Water cannot directly consume from natural resources due to the presence of floating objects, algae, hardness, suspended solids, dissolved gasses, pathogens, taste, odor, or color.

Thus the water treatment is carried out to enhance the quality of the water prior consume.

The general steps of a drinking water treatment plant can describe as follows.

steps of a drinking water treatment plant


The first step of the water treatment process is screening. The collected water is first sent through a bar screen to remove large particles if present in the water. The presence of these coarse solids can cause operational and maintenance problems during the treatment process.

The screens which are operated in a water treatment plant can be classified as follows.

  • Configuration – Bar Screen Mesh Screen
  • Opening Size – Coarse, Fine, Micro
  • Screen Surface – Moving, Fixed
  • Cleaning Method – Manual, Mechanical, Raked, Water Jet

After screening, water flows to the coagulation tank where chemical addition carried out.

Coagulation/ Flocculation

The next step of the water treatment process is coagulation and flocculation. Generally, Aluminum sulfate (alum) added as thickening agents for drinking water treatment. Rapid mixing, while adding coagulant, ensures quick and thorough mixing. The objective of coagulation is to turn the small particles into larger flocks, either as precipitates or suspended particles.

Then a flocculant added to form flocs from the suspended particles. Generally, a polymer added as the flocculating agent. Slow mixing carried out in the flocculating tank to allow the flocs to grow and gain weight. These flocs will be easier to remove by either sedimentation or filtration.

There are several advantages of coagulation and flocculation. It reduces the time required to settle down suspended solids. And also, it is beneficial in removing fine particles, which will be very difficult to remove otherwise. Coagulation is also very useful in eliminating many protozoa, bacteria, and viruses.


The next step of the water purification plant is sedimentation. The chemical added water then sent to a large sedimentation tank where flocs settled at the bottom of the tank, and the clear water from the top is then pass through a filter. Water flows very slowly in the sedimentation tank. Because a slow flow rate is favorable to settle down massive flocs particles to the bottom.


The treated water from the flocculation tank then sent to the filtration. In the filtration process, the particulate matter from the water removed by forcing the water to pass through a porous media. The particles that removed from the water during filtration depend upon the size of filters that used. These filters can be varying according to the composition (Sand, Granular, Activated Carbon), as well as the pore size.
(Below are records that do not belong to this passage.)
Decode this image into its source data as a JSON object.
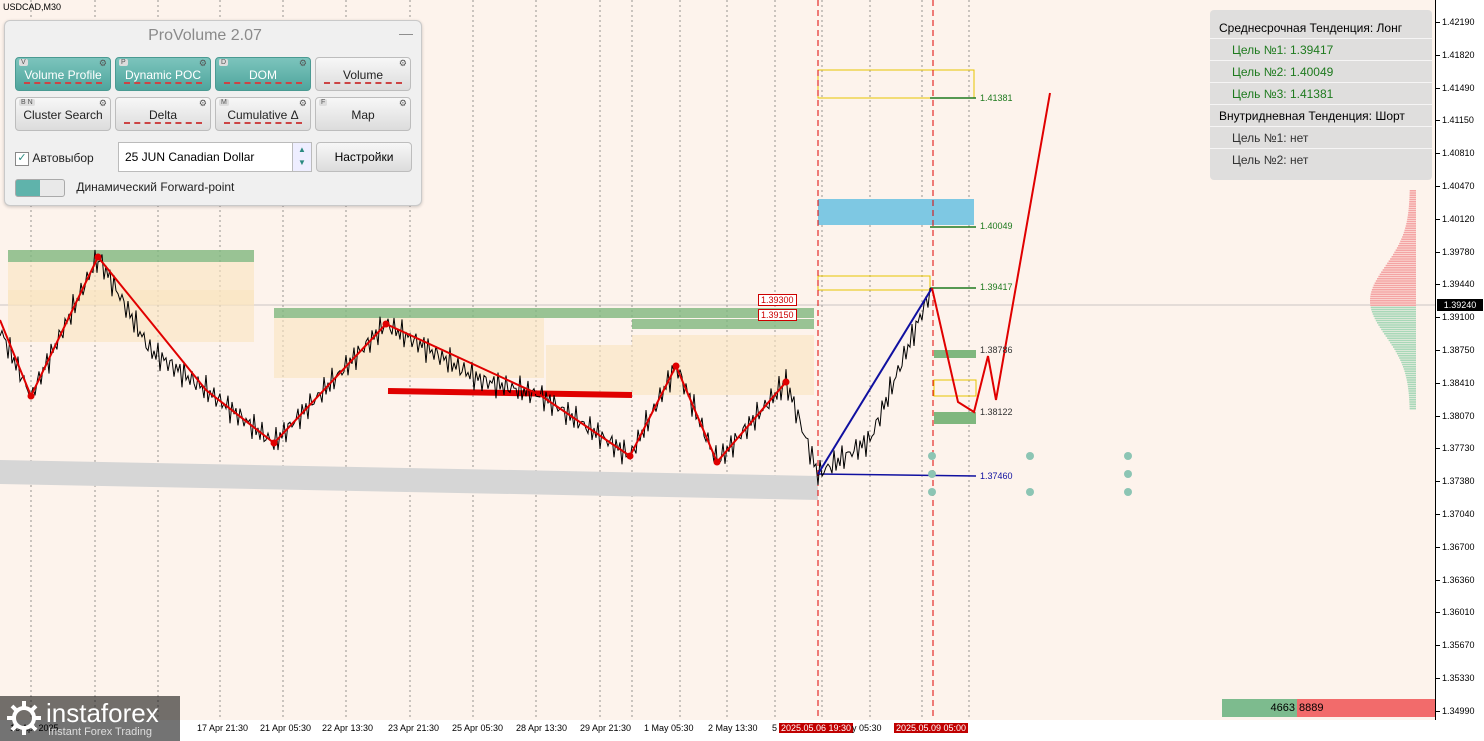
{
  "symbol": "USDCAD,M30",
  "panel": {
    "title": "ProVolume 2.07",
    "buttons": [
      {
        "key": "V",
        "label": "Volume Profile",
        "on": true
      },
      {
        "key": "P",
        "label": "Dynamic POC",
        "on": true
      },
      {
        "key": "D",
        "label": "DOM",
        "on": true
      },
      {
        "key": "",
        "label": "Volume",
        "on": false
      },
      {
        "key": "B N",
        "label": "Cluster Search",
        "on": false
      },
      {
        "key": "",
        "label": "Delta",
        "on": false
      },
      {
        "key": "M",
        "label": "Cumulative Δ",
        "on": false
      },
      {
        "key": "F",
        "label": "Map",
        "on": false
      }
    ],
    "auto_label": "Автовыбор",
    "instrument": "25 JUN Canadian Dollar",
    "settings_label": "Настройки",
    "forward_label": "Динамический Forward-point"
  },
  "trend": {
    "medium_title": "Среднесрочная Тенденция: Лонг",
    "medium_targets": [
      "Цель №1: 1.39417",
      "Цель №2: 1.40049",
      "Цель №3: 1.41381"
    ],
    "intraday_title": "Внутридневная Тенденция: Шорт",
    "intraday_targets": [
      "Цель №1: нет",
      "Цель №2: нет"
    ]
  },
  "price_axis": [
    "1.42190",
    "1.41820",
    "1.41490",
    "1.41150",
    "1.40810",
    "1.40470",
    "1.40120",
    "1.39780",
    "1.39440",
    "1.39100",
    "1.38750",
    "1.38410",
    "1.38070",
    "1.37730",
    "1.37380",
    "1.37040",
    "1.36700",
    "1.36360",
    "1.36010",
    "1.35670",
    "1.35330",
    "1.34990"
  ],
  "current_price": "1.39240",
  "time_axis": [
    "16 Apr 2025",
    "17 Apr 21:30",
    "21 Apr 05:30",
    "22 Apr 13:30",
    "23 Apr 21:30",
    "25 Apr 05:30",
    "28 Apr 13:30",
    "29 Apr 21:30",
    "1 May 05:30",
    "2 May 13:30",
    "5",
    "2025.05.06 19:30",
    "y 05:30",
    "2025.05.09 05:00"
  ],
  "levels": {
    "l1": "1.41381",
    "l2": "1.40049",
    "l3": "1.39417",
    "l4": "1.38786",
    "l5": "1.38122",
    "l6": "1.37460",
    "box1": "1.39300",
    "box2": "1.39150"
  },
  "volume": {
    "buy": "4663",
    "sell": "8889"
  },
  "watermark": {
    "name": "instaforex",
    "sub": "Instant Forex Trading"
  },
  "colors": {
    "chart_bg": "#fdf3ec",
    "zigzag": "#e00000",
    "blue_trend": "#1010a0",
    "green_zone": "#7fb77e",
    "blue_zone": "#7ec8e3",
    "buy": "#7dbb8e",
    "sell": "#f26b6b"
  }
}
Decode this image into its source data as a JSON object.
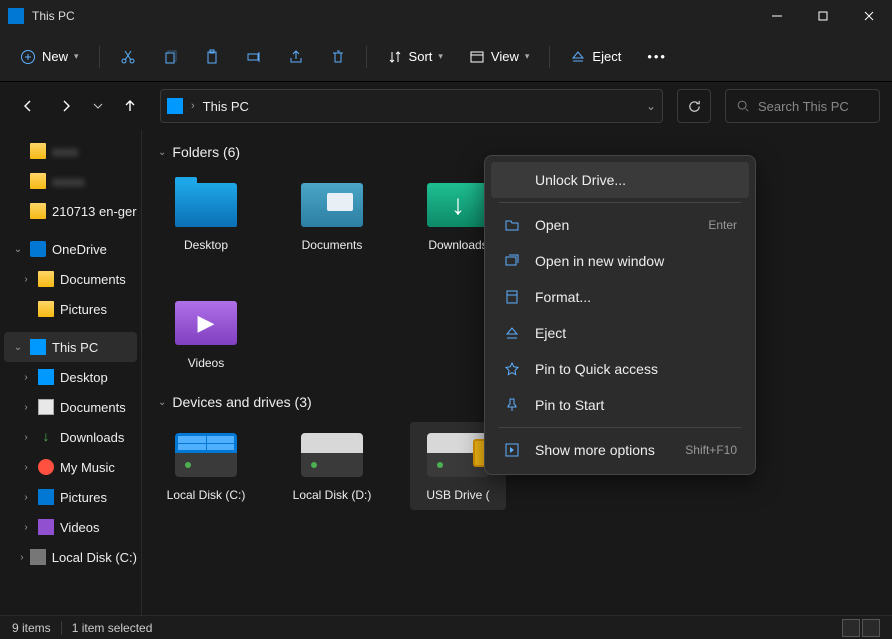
{
  "window": {
    "title": "This PC"
  },
  "toolbar": {
    "new": "New",
    "sort": "Sort",
    "view": "View",
    "eject": "Eject"
  },
  "address": {
    "crumb": "This PC"
  },
  "search": {
    "placeholder": "Search This PC"
  },
  "tree": {
    "quick1": "",
    "quick2": "",
    "quick3": "210713 en-ger",
    "onedrive": "OneDrive",
    "od_docs": "Documents",
    "od_pics": "Pictures",
    "thispc": "This PC",
    "desktop": "Desktop",
    "documents": "Documents",
    "downloads": "Downloads",
    "music": "My Music",
    "pictures": "Pictures",
    "videos": "Videos",
    "localc": "Local Disk (C:)"
  },
  "groups": {
    "folders": "Folders (6)",
    "drives": "Devices and drives (3)"
  },
  "folders": {
    "desktop": "Desktop",
    "documents": "Documents",
    "downloads": "Downloads",
    "videos": "Videos"
  },
  "drives": {
    "c": "Local Disk (C:)",
    "d": "Local Disk (D:)",
    "usb": "USB Drive ("
  },
  "context": {
    "unlock": "Unlock Drive...",
    "open": "Open",
    "open_hint": "Enter",
    "new_window": "Open in new window",
    "format": "Format...",
    "eject": "Eject",
    "pin_quick": "Pin to Quick access",
    "pin_start": "Pin to Start",
    "more": "Show more options",
    "more_hint": "Shift+F10"
  },
  "status": {
    "count": "9 items",
    "selected": "1 item selected"
  }
}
Suspended impurities in the water collected by filtration and enhance the effectiveness of the disinfection. The filters frequently cleaned by backwashing to maintain a productive output from the filter media.

Though filtration can remove a large number of contaminants in a water treatment plant, disinfection is a must to produce drinking water, which is safe to consume.


The final step of the drinking water treatment process is disinfection. Disinfection is the destruction or inactivation of harmful microorganisms (pathogenic organisms) in water. It can do either using a chemical method or a physical method such as UV radiation, reverse osmosis, or chlorination.

The most commonly used disinfection method is chlorination, as it is a very effective disinfection method. Chlorine is a potent oxidizing agent. It reacts, oxidizes some of the essential systems of microorganisms, and then inactivates or destroys them. The residual concentrations of the chlorine will prevent possible microbial contamination during the water distribution system.

Then the treated water collected to the distribution tank after disinfection, which connected to the distribution system.

The quality of the treated water should always monitor before distribution by considering the parameters such as pH, temperature, turbidity, color, alkalinity, hardness, suspended solids, etc.